Online sexual activity (OSA) refers to any behavior or activity that occurs via the Internet and involves sexual content or stimuli. Our published and ongoing research on this topic is focused on improving understanding of non-problematic, or recreational use, of OSAs. We are developing reliable and valid measures to better study these types of online activities and using these measures to examine people’s attitudes, experiences, and outcomes of OSAs.
In previous research, Dr. Shaughnessy and her colleagues have demonstrated that OSAs include separate categories of non-arousal (e.g., seeking sexual information online), solitary-arousal (e.g., viewing erotica or pornography online), and partnered-arousal (e.g., sending sexually explicit messages or pictures to another person using email) activities. In addition, she found that students’ definitions of cybersex, and people’s reported cybersex experiences represent a subtype of partnered-arousal OSAs that occur in real-time, and involve sharing detailed descriptions of sexual activities, fantasies, or desires whether or not self-stimulation accompanies the activity. Our published and ongoing research suggests that many people engage in these activities but do so relatively infrequently, and that most people who participate in partnered-arousal activities – including cybersex – do so with a primary committed partner.

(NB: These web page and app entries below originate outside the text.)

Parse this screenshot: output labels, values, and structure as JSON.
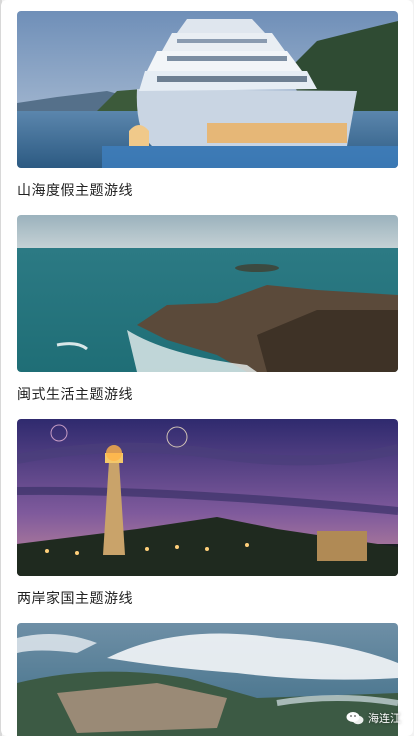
{
  "routes": [
    {
      "caption": "山海度假主题游线",
      "image": "cruise-ship-hotel-coast"
    },
    {
      "caption": "闽式生活主题游线",
      "image": "rocky-island-sea"
    },
    {
      "caption": "两岸家国主题游线",
      "image": "lighthouse-fireworks-night"
    },
    {
      "caption": "",
      "image": "aerial-coastal-town-clouds"
    }
  ],
  "watermark": {
    "label": "海连江",
    "icon": "wechat-icon"
  }
}
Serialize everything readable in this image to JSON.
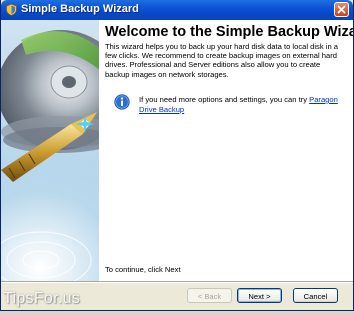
{
  "window": {
    "title": "Simple Backup Wizard"
  },
  "content": {
    "heading": "Welcome to the Simple Backup Wizard",
    "intro": "This wizard helps you to back up your hard disk data to local disk in a few clicks. We recommend to create backup images on external hard drives. Professional and Server editions also allow you to create backup images on network storages.",
    "info_text": "If you need more options and settings, you can try ",
    "info_link": "Paragon Drive Backup",
    "footer_note": "To continue, click Next"
  },
  "buttons": {
    "back": "< Back",
    "next": "Next >",
    "cancel": "Cancel"
  },
  "watermark": "TipsFor.us",
  "icons": {
    "title": "wizard-app-icon",
    "close": "close-icon",
    "info": "info-icon",
    "side_art": "disk-pen-illustration"
  },
  "colors": {
    "titlebar": "#0a52d6",
    "side_panel": "#bcd8ec",
    "link": "#0033cc",
    "info_icon": "#2a6fd6"
  }
}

Dr. Shaughnessy is a founding faculty member of The Sex and Anxiety Research Group (SAX-RG). The SAX-RG is currently supported by the Faculty of Social Sciences and the Social Sciences and Humanities Research Council (SSHRC). SAX-RG research focuses on the relationship between anxiety and sexual response, including the role of social anxiety in technology-mediated sexual interactions (TMSI; sexting, phone sex, or cybersex). You can learn more about the SAX-RG by clicking here: https://socialciences.uottawa.ca/sex-anxiety-research-group/.
As part of the SAX-RG, Dr. Shaughnessy (PI) and many of our members are actively working on a scoping review to explore how people higher in social anxiety may use new and emerging technologies for sexual interactions or communications. We will follow this review with an exploratory survey focused on the extent to which TMSI is helpful or harmful for people high in social anxiety.
Status: Scoping review in progress, pre-registered on osf.io.
Funding: Social Sciences and Humanities Research Council of Canada Insight Development Grant (2019-2023); Faculty of Social Sciences Research Groups (2018-2021).
Inclusive Research Methods
We strive to continuously inform ourselves about inclusive research methods and how to apply them. As a lab active in sexuality research, we have developed questions that allow us to capture a wider range of sexual diversity (e.g., gender, sex, sexual orientation). We have also adapted sexuality scales to strip them of their heteronormative structure. Other variables we are trying to measure more respectfully and accurately involve visible minority status (e.g., racial identity) and invisible minority status (e.g., sexual identity).